link independent consultants and freelancers with potential clients and employers.
Some, like Flexjobs, target non-traditional work arrangements focused on telecommuting, part time and contract work, and temporary work. Project seekers can search the database and then apply in a more traditional fashion.
Others, like Elance and Guru, set up a virtual marketplace where companies or individuals can post projects and open them for proposals and bids from freelancers.
For those of us who are freelancers and independent consultants, this is a potentially powerful tool to connect with potential clients and customers around the world.
But, and this is a big but, these services seem to run a significant risk of diminishing and deflating the value of our skills and expertise as experienced professionals.
For example, I’ve seen a number of postings seeking experienced grant writers, with a published hourly rate of $10-15/hour.
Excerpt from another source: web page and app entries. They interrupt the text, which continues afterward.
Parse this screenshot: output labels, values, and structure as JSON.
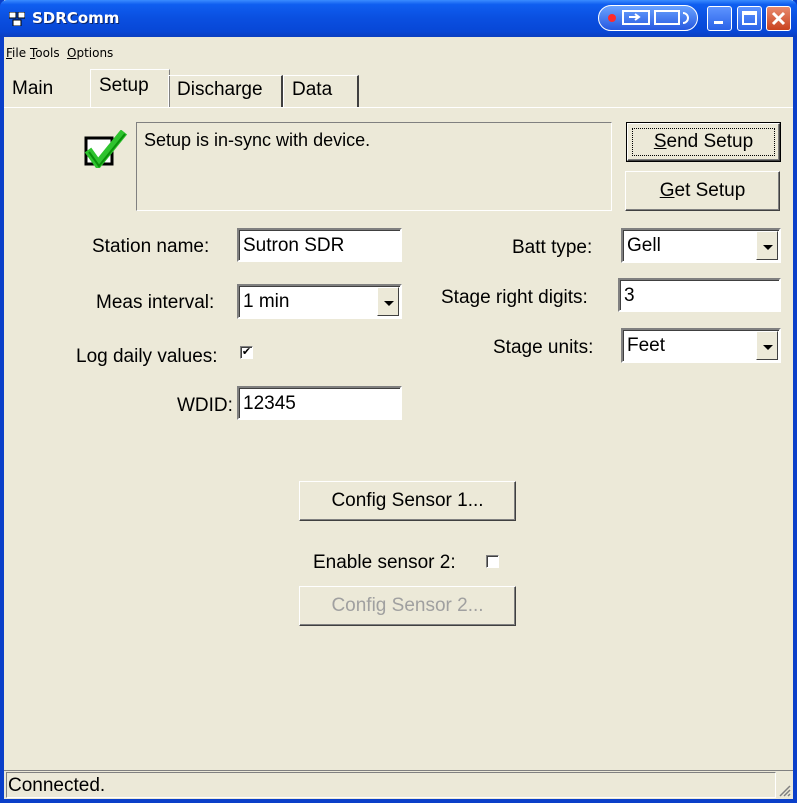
{
  "window": {
    "title": "SDRComm"
  },
  "menu": [
    {
      "label": "File",
      "accel": "F",
      "rest": "ile"
    },
    {
      "label": "Tools",
      "accel": "T",
      "rest": "ools"
    },
    {
      "label": "Options",
      "accel": "O",
      "rest": "ptions"
    }
  ],
  "tabs": [
    "Main",
    "Setup",
    "Discharge",
    "Data"
  ],
  "active_tab": "Setup",
  "sync": {
    "message": "Setup is in-sync with device.",
    "icon": "green-check-icon"
  },
  "buttons": {
    "send_setup": {
      "accel": "S",
      "rest": "end Setup"
    },
    "get_setup": {
      "accel": "G",
      "rest": "et Setup"
    },
    "config_sensor1": "Config Sensor 1...",
    "config_sensor2": "Config Sensor 2..."
  },
  "form": {
    "station_name_label": "Station name:",
    "station_name_value": "Sutron SDR",
    "meas_interval_label": "Meas interval:",
    "meas_interval_value": "1 min",
    "log_daily_label": "Log daily values:",
    "log_daily_checked": "✔",
    "wdid_label": "WDID:",
    "wdid_value": "12345",
    "batt_type_label": "Batt type:",
    "batt_type_value": "Gell",
    "stage_digits_label": "Stage right digits:",
    "stage_digits_value": "3",
    "stage_units_label": "Stage units:",
    "stage_units_value": "Feet",
    "enable_sensor2_label": "Enable sensor 2:"
  },
  "status": {
    "text": "Connected."
  },
  "colors": {
    "titlebar": "#0a4fe0",
    "face": "#ece9d8",
    "check": "#2ec32e"
  }
}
Experienced grant writers charge anywhere from $50/hour to $150/hour and up, and are worth their weight in gold.
These services do need to make money, and one common strategy is to charge freelancers a flat percentage of the total fee while requiring that all payments be processed through their service. Elance charges 8.75%, and Guru charges 11.95% for free memberships, and 7.45% for paid memberships.
This is on top of the self employment tax that freelancers have to pay – roughly 15%. So, assuming that the tax applies to the fee received from Elance or Guru with the deduction, the net profit for an experienced grant writer working through one of these services at a rate of $15 an hour would be between $11 and $12 an hour – before taxes.
I am curious, my fellow freewheeling indies, what is your experience with these services? Have you secured new clients through them? Have you avoided them? How do you feel about the benefits, costs, and risks associated with focusing business development efforts through them?